__Task to complete__: Work through the entries below line by line and give the number of lines with the string "Simple", nothing else.

[Dataset rows describing interfaces]
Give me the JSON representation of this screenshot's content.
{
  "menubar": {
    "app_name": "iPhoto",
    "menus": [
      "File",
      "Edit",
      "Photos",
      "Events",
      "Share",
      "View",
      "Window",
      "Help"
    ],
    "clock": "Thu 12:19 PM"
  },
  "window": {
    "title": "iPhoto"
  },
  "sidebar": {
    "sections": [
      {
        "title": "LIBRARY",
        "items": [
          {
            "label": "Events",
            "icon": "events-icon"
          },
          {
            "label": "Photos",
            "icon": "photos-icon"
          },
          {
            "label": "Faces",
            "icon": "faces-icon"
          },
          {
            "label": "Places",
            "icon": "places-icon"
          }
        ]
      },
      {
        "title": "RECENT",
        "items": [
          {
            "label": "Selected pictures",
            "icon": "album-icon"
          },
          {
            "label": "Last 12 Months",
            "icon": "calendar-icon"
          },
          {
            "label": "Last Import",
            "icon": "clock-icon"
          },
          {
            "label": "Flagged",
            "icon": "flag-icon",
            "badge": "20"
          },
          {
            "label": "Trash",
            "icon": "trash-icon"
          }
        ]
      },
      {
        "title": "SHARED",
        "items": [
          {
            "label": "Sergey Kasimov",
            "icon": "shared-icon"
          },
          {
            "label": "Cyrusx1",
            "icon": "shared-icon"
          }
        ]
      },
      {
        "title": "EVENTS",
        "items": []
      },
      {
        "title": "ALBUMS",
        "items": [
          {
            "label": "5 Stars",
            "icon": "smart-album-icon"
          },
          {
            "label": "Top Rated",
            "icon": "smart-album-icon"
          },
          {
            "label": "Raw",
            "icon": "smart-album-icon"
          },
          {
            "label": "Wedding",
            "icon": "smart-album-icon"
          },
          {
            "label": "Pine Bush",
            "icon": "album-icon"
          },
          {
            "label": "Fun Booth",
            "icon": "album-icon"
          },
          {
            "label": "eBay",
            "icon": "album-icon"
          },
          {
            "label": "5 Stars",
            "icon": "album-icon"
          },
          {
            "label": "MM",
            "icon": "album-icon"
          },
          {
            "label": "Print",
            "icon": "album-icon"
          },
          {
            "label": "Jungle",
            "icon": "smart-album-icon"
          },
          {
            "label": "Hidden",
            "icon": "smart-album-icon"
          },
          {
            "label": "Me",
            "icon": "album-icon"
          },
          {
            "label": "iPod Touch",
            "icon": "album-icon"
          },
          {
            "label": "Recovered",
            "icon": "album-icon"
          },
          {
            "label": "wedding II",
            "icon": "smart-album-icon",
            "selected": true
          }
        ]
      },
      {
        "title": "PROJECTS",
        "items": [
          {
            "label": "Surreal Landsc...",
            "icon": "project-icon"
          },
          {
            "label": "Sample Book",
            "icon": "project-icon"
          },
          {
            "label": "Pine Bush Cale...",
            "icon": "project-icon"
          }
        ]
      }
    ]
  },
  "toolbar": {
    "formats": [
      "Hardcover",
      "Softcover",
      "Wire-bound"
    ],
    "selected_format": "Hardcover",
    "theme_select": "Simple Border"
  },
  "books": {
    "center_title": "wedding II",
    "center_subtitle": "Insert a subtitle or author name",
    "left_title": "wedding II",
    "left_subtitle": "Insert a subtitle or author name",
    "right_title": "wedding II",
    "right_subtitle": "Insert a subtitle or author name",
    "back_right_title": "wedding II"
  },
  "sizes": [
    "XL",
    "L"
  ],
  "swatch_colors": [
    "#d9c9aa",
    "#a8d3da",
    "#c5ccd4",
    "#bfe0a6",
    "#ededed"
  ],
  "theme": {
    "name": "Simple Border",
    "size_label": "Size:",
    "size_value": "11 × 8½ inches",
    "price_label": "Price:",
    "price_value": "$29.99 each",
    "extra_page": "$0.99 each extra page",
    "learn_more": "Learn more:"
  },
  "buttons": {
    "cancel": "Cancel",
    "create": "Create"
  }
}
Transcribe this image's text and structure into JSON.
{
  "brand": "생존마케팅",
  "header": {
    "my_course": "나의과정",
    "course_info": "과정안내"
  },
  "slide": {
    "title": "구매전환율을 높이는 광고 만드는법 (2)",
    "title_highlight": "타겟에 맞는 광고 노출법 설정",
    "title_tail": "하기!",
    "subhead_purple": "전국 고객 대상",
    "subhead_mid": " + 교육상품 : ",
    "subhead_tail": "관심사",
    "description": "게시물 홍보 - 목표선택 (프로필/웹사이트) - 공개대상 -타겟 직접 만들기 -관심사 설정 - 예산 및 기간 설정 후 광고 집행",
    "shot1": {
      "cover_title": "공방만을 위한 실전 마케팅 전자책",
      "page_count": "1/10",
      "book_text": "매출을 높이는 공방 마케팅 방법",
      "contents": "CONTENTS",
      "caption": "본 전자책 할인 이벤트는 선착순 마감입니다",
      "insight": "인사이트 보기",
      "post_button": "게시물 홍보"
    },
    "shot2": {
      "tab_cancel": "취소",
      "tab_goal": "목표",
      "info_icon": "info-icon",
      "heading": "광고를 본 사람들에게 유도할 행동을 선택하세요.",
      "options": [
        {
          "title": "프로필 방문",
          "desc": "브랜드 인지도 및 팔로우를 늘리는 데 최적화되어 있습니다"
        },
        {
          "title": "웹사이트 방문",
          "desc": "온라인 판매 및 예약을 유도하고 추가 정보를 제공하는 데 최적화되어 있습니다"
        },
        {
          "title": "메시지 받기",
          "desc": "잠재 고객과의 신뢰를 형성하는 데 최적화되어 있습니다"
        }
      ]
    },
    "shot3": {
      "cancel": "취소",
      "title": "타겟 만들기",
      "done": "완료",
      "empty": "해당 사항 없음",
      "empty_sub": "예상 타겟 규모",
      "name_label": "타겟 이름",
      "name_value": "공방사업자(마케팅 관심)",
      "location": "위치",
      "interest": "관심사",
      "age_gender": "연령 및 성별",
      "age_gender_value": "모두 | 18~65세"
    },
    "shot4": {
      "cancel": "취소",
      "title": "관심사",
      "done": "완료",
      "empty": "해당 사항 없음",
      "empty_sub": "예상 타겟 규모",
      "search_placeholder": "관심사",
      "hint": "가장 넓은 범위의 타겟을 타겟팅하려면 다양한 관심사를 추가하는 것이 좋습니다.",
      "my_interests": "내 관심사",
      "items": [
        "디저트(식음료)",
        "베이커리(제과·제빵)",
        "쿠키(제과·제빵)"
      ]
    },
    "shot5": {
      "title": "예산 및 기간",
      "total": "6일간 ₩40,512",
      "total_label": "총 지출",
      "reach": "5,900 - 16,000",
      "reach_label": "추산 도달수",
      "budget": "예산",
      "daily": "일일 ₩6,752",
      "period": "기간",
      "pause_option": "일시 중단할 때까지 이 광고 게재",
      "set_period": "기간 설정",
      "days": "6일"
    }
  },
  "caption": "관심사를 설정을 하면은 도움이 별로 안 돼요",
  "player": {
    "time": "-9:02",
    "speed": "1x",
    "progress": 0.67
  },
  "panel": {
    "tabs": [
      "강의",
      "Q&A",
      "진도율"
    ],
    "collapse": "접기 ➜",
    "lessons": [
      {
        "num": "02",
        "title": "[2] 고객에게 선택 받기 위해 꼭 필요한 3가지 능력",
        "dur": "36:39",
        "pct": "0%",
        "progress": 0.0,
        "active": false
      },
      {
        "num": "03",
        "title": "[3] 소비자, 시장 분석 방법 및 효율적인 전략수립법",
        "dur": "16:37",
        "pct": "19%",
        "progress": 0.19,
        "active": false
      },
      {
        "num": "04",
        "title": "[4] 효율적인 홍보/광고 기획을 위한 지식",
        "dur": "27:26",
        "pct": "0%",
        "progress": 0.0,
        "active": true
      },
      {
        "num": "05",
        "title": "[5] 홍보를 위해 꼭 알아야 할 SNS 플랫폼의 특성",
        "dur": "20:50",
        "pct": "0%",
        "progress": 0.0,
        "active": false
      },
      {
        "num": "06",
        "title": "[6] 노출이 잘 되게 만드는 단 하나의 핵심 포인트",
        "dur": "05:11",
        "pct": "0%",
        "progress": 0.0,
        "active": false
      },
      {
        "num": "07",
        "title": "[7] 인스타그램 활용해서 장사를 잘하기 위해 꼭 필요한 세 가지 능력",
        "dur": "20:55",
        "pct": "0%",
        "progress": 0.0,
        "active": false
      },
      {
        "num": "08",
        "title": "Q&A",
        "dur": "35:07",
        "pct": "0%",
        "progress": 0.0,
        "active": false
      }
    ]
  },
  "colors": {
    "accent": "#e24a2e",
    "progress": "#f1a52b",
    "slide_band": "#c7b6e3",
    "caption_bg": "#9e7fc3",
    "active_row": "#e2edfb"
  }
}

__Answer below__: 2